Chico girl travels to land of ‘evil Commie dictator’
Just back from a trip to Cuba, where the U.S. economic blockade continues to stifle but not quite suppress the socialist economy, 15-year-old Chicoan Jahlelah Francia said she wished every American could experience the island.
“It was amazing. It’s very different and a lot poorer,” she said. “The people are just incredible. I lived in Florida before I moved here but I didn’t really know anything about Cuba except that Fidel Castro was an evil Commie dictator.”
Upon visiting the island, Francia said her preconceptions went out the window.
“I didn’t ever sleep in Cuba. I would go out at night and talk to people,” she said. “Only one person I talked to said anything bad about Fidel Castro, and he was drunk.”
Francia’s trip was part of the 16th annual Caravan to Cuba, an effort organized by Pastors for Peace, which donated some 140 tons of medicine, medical supplies and other humanitarian items to the people of Cuba. About 150 participants took part, traveling in school buses from their own communities, gathering aid from church and peace groups on the way to Hidalgo, Texas. From there, they crossed the border into Mexico and, from Tampico, boarded planes to Cuba.

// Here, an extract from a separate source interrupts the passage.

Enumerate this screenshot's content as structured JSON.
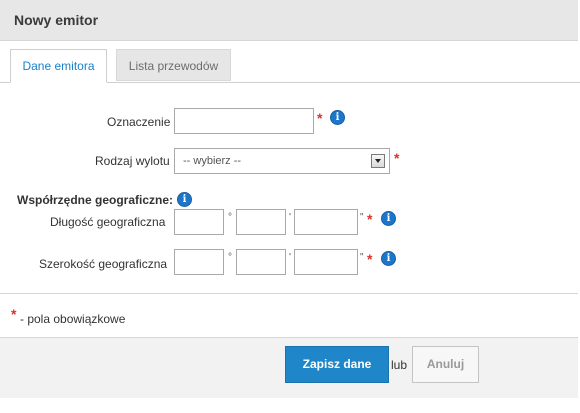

This year, the group’s Web site claims, 43 boxes of computers and computer supplies were seized as contraband by U.S. customs officials at the Mexican border.

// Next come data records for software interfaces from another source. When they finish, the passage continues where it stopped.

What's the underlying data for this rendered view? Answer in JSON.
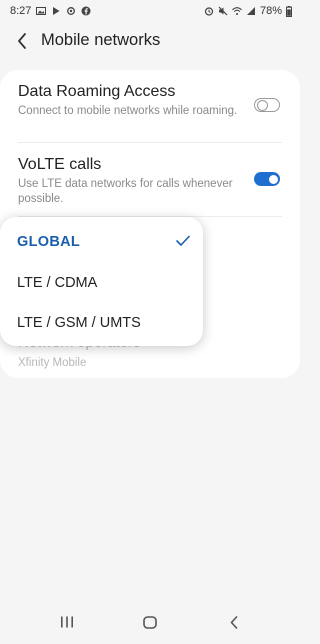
{
  "status_bar": {
    "time": "8:27",
    "battery": "78%",
    "left_icons": [
      "gallery-icon",
      "play-store-icon",
      "sync-icon",
      "facebook-icon"
    ],
    "right_icons": [
      "alarm-icon",
      "mute-icon",
      "wifi-icon",
      "signal-icon",
      "battery-icon"
    ]
  },
  "header": {
    "title": "Mobile networks"
  },
  "settings": {
    "data_roaming": {
      "title": "Data Roaming Access",
      "subtitle": "Connect to mobile networks while roaming.",
      "enabled": false
    },
    "volte": {
      "title": "VoLTE calls",
      "subtitle": "Use LTE data networks for calls whenever possible.",
      "enabled": true
    },
    "network_operators": {
      "title": "Network operators",
      "subtitle": "Xfinity Mobile"
    }
  },
  "network_mode_menu": {
    "options": [
      "GLOBAL",
      "LTE / CDMA",
      "LTE / GSM / UMTS"
    ],
    "selected": "GLOBAL"
  },
  "colors": {
    "accent": "#1f6fd0",
    "selected_text": "#1b5fab",
    "background": "#f5f5f5"
  },
  "nav": {
    "items": [
      "recent-apps-button",
      "home-button",
      "back-button"
    ]
  }
}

For 45 years, the U.S. government has sustained an economic boycott against Cuba, which the State Department refers to as a “Totalitarian Communist state.”
Although Europeans and others continue to vacation there, strict visa requirements keep most Americans away. Francia said one goal of the Caravan is to break the embargo.
“The goal is to end the embargo because it’s illegal and immoral,” Francia said.
While Francia and others who have visited Cuba tell of a poor but culturally vibrant nation struggling to survive, the U.S. government paints a picture of jailed dissidents and repressed citizens. A 2003 White House report called Cuba’s government “one of the world’s most repressive regimes,” one that “also cynically exploits U.S. humanitarian and immigration policies.”
Francia admitted she may have been exposed to some state propaganda while on her trip. But she also said the U.S. government is drastically and hypocritically overstating the situation.
“As far as jailing journalists, to some extent we do that here. We have a very controlled media here. I personally didn’t experience that [there]. [The Cuban people] hate the U.S. government, rightly so.”
Cuba had been somewhat insulated from the U.S. trade embargo up until the collapse of the Soviet Union. At that time Cuba was heavily dependent on the U.S.S.R. for food, medicine and energy. Once those subsidies began to dry up in the mid-1980s, Cuba was faced with major shortages. To some extent, those shortages still exist, with electricity in many areas only available for a few hours a day. But Cubans have learned to grow much of their food organically in small, cooperative plots. This approach has led to the creation of hundreds of community gardens, blooming up in nearly every undeveloped lot and field in Havana.
Francia’s mother, Eartha Shanti, who sells sprouts at the farmers’ market, said she is proud of her daughter and shares her opinion of the U.S. blockade.
“I totally trust her,” she said. “It’s the young people who are going to bring us peace and prosperity in the world. I feel like this has really broadened her perspective.”